Islamist Persistence, Part 1: The rise and reality of political Islam

It’s a provocative argument among Islamic Scholars: was Islam founded on political principles? Is the rise of Islamism, after the Arab Spring, a natural evolution in Muslim- dominated countries? Many would say no. But author Shadi Hamid, an American Muslim and self-described liberal, says the rise of Islamist parties is inevitable.
Protesters in Tahrir Square, Cairo on December 14, 2012. (Reuters/Mohamed Abd El Ghany)
Listen to the full episode54:00

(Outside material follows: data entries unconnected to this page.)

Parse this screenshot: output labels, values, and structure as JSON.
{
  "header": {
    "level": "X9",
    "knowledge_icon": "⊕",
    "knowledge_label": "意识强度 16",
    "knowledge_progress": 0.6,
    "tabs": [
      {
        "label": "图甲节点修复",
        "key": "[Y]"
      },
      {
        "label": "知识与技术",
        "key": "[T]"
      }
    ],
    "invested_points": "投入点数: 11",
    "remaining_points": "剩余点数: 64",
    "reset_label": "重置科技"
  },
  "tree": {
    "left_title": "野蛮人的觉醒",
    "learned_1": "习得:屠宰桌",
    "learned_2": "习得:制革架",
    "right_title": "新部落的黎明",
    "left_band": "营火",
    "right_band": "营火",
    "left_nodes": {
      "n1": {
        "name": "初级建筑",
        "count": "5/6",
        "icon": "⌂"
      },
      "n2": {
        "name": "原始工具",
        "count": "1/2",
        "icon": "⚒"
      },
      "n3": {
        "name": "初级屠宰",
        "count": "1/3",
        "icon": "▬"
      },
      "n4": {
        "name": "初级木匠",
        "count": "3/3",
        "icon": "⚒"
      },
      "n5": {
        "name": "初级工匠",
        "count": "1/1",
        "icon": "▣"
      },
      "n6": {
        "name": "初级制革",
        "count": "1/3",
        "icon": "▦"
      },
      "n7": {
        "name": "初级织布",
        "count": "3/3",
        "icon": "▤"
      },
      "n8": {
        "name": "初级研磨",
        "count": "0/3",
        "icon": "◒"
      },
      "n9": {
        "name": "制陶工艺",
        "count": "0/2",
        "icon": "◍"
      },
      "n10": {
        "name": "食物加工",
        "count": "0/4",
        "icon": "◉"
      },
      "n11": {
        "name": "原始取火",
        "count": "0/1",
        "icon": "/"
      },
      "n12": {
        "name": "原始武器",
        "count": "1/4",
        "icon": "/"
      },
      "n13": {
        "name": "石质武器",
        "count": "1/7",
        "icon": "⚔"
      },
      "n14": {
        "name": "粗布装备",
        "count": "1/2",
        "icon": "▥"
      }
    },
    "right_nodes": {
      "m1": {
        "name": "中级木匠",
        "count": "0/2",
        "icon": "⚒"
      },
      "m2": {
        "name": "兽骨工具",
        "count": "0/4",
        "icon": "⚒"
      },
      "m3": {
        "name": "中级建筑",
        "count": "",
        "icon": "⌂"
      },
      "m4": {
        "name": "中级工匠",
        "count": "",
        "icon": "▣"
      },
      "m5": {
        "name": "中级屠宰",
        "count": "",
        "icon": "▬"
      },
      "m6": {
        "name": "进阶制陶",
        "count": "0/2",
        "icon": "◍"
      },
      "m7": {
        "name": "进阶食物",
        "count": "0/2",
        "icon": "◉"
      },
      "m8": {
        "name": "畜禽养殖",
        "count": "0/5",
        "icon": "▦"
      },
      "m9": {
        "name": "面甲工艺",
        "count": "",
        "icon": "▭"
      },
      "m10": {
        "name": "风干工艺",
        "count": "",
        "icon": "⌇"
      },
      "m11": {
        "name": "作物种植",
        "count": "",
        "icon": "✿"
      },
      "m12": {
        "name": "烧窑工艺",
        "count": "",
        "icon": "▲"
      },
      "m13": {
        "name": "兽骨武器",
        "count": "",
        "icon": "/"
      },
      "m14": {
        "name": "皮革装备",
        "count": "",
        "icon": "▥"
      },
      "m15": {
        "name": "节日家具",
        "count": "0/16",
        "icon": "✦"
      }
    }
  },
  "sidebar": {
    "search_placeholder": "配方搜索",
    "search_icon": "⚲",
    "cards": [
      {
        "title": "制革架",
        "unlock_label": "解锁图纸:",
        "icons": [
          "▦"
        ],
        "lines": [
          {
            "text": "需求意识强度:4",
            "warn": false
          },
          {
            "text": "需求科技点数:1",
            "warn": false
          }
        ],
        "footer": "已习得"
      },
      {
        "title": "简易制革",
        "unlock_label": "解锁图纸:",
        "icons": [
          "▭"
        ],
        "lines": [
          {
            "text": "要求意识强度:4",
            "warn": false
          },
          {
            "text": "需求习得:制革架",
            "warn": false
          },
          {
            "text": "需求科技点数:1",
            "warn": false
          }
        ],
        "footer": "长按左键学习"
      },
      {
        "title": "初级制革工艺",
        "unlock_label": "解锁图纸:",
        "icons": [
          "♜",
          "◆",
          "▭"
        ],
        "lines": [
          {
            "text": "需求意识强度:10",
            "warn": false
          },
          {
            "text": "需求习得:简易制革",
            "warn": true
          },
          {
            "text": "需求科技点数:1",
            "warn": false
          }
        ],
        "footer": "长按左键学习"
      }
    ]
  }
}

It's a provocative argument among Islamic Scholars: was Islam founded on political principles? Is the rise of Islamism, after the Arab Spring, a natural evolution in Muslim-dominated countries? Many would say no. But author Shadi Hamid, an American Muslim and self-described liberal, says the rise of Islamist parties is inevitable. He also argues that mainstream Islamist parties that gain power through democratic, free elections should not be de-legitimized by secular liberals in the West and the Middle East. Part 2 airs Wednesday, May 23. **This episode originally aired April 5, 2017.

Part 1: An exploration of political Islam, including the idea of Prophet Muhammad as a state builder and why Islamism is a modern phenomenon.

Part 2: Talking to Islamists, Shadi Hamid travelled to three countries in the Middle East—Tunisia, Turkey and Egypt—to better understand the role of political islam in the modern world.
Shadi Hamid speaking about how Islam, in particular, infuses the daily lives of its believers. 0:42
Shadi Hamid, author of Islamic Exceptionalism: How the Struggle Over Islam is Reshaping the World, St. Martin's Press (2016).
"There's no doubt that Muslim majority societies can evolve and adapt in new ways. When we're talking about Islamist parties in the 20th century until the present day, we have Islamist parties that have come to terms with the nation-state. They accept the existing state. They accept modern notions of citizenship or even democracy, where maybe in the 70s or 80s, they were saying that democracy was a foreign concept. But now, many of these Islamist parties, they use the word democracy all the time. And they like using it a lot. And some of them have come to power through democratic elections. 

And I think what's really interesting about the Islamic legal tradition, is that because it's so vast and diverse, it's actually quite flexible and there's a lot to work with. And also when we think about law in the modern sense, we think that you can find it in a law book. There is no law book for Sharia. There are literally hundreds of thousands of books and legal commentaries, which form this vast legal corpus. 

And that's why you can find a lot of different interpretations and disagreements between different scholars. And different Islamist parties today disagree amongst themselves about: what does it mean to believe in democracy or to believe in elections -- because obviously in the time of the Prophet, you didn't have democratic elections."

Shadi Hamid is a senior fellow at the Brookings Institution and the author of Islamic Exceptionalism: How the Struggle Over Islam is Reshaping the World (St. Martin's Press). He is also a contributing editor for The Atlantic. His previous book Temptations of Power: Islamists and Illiberal Democracy in a New Middle East (Oxford University Press) was named a Foreign Affairs Best Book of 2014. Hamid served as director of research at the Brookings Doha Center until January 2014. Prior to joining Brookings, he was director of research at the Project on Middle East Democracy (POMED) and a Hewlett Fellow at Stanford University's Center on Democracy, Development, and the Rule of Law. Hamid received his B.S. and M.A. from Georgetown University's School of Foreign Service, and his Ph.D. in political science from Oxford University.
 

Further reading:

WEB EXTRA | The Middle East Institute in Washington, D.C. held a spirited discussion about how Islam shapes public life, law and the state. It explored the central (and at times controversial ideas) in Shadi Hamid's book, Islamic Exceptionalism.



** This episode was produced by Mary Lynk.

Comments

To encourage thoughtful and respectful conversations, first and last names will appear with each submission to CBC/Radio-Canada's online communities (except in children and youth-oriented communities). Pseudonyms will no longer be permitted.

By submitting a comment, you accept that CBC has the right to reproduce and publish that comment in whole or in part, in any manner CBC chooses. Please note that CBC does not endorse the opinions expressed in comments. Comments on this story are moderated according to our Submission Guidelines. Comments are welcome while open. We reserve the right to close comments at any time.